Performance budgeting - the use of performance criteria to link funding to results - has become a key element in the public sector reform agendas of many countries. This book examines the diverse range of models that have emerged. Using a combination of theoretical analysis and case studies, it sheds light on what works and under what circumstances.

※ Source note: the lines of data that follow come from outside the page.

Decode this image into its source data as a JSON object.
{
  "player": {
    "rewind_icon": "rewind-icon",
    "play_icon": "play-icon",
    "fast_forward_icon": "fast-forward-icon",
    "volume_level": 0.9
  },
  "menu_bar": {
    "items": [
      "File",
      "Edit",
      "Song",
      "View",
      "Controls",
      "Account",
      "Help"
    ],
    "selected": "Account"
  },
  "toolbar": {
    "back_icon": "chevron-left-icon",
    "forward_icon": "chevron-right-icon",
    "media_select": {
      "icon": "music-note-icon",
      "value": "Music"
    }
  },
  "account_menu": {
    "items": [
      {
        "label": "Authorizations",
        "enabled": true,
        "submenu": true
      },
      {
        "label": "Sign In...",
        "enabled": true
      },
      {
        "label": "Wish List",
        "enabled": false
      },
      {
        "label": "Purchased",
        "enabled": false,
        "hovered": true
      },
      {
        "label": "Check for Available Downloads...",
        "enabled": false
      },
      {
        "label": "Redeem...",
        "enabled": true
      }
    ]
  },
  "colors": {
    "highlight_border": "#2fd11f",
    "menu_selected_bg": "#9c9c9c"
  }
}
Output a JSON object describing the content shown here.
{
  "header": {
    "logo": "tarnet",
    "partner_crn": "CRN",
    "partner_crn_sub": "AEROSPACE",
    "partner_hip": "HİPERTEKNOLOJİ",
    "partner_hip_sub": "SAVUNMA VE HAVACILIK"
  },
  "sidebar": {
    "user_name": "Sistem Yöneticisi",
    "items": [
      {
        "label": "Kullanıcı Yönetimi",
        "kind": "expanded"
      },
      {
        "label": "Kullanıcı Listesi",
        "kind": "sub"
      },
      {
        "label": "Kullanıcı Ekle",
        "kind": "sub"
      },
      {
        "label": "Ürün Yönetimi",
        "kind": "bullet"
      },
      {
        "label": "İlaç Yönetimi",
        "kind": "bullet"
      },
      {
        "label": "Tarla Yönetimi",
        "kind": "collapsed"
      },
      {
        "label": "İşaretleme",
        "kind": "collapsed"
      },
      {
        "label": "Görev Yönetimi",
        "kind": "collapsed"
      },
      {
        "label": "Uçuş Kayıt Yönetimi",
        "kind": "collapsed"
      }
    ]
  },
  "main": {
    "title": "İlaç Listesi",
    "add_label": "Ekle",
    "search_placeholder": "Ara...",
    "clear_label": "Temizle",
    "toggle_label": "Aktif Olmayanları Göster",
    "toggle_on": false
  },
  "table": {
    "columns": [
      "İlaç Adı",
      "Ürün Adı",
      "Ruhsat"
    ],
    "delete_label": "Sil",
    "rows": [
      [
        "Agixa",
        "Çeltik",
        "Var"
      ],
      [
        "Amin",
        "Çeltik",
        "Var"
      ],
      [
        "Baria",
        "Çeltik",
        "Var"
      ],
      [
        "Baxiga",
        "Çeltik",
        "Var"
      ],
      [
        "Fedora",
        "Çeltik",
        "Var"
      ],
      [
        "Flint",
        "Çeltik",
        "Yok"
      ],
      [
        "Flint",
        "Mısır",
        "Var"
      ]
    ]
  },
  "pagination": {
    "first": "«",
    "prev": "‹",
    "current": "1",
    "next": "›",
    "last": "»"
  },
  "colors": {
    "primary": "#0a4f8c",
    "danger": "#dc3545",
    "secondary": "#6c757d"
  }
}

The links between performance budgeting and other reforms-such as performance measurement and performance pay for civil servants-are explored, as are the preconditions and appropriate implementation strategies for the adoption of performance budgeting.
The authors - policymakers, academics, and technical experts from the IMF and other international organizations - have ensured that, unlike much of the exisiting literature on performance budgeting, the focus of this book is truly international, covering experience not only in advanced economies, but also in developing, middle-income, and transition countries, making this book a must-read for civil servants, development practitioners and advisors, and students of public finance.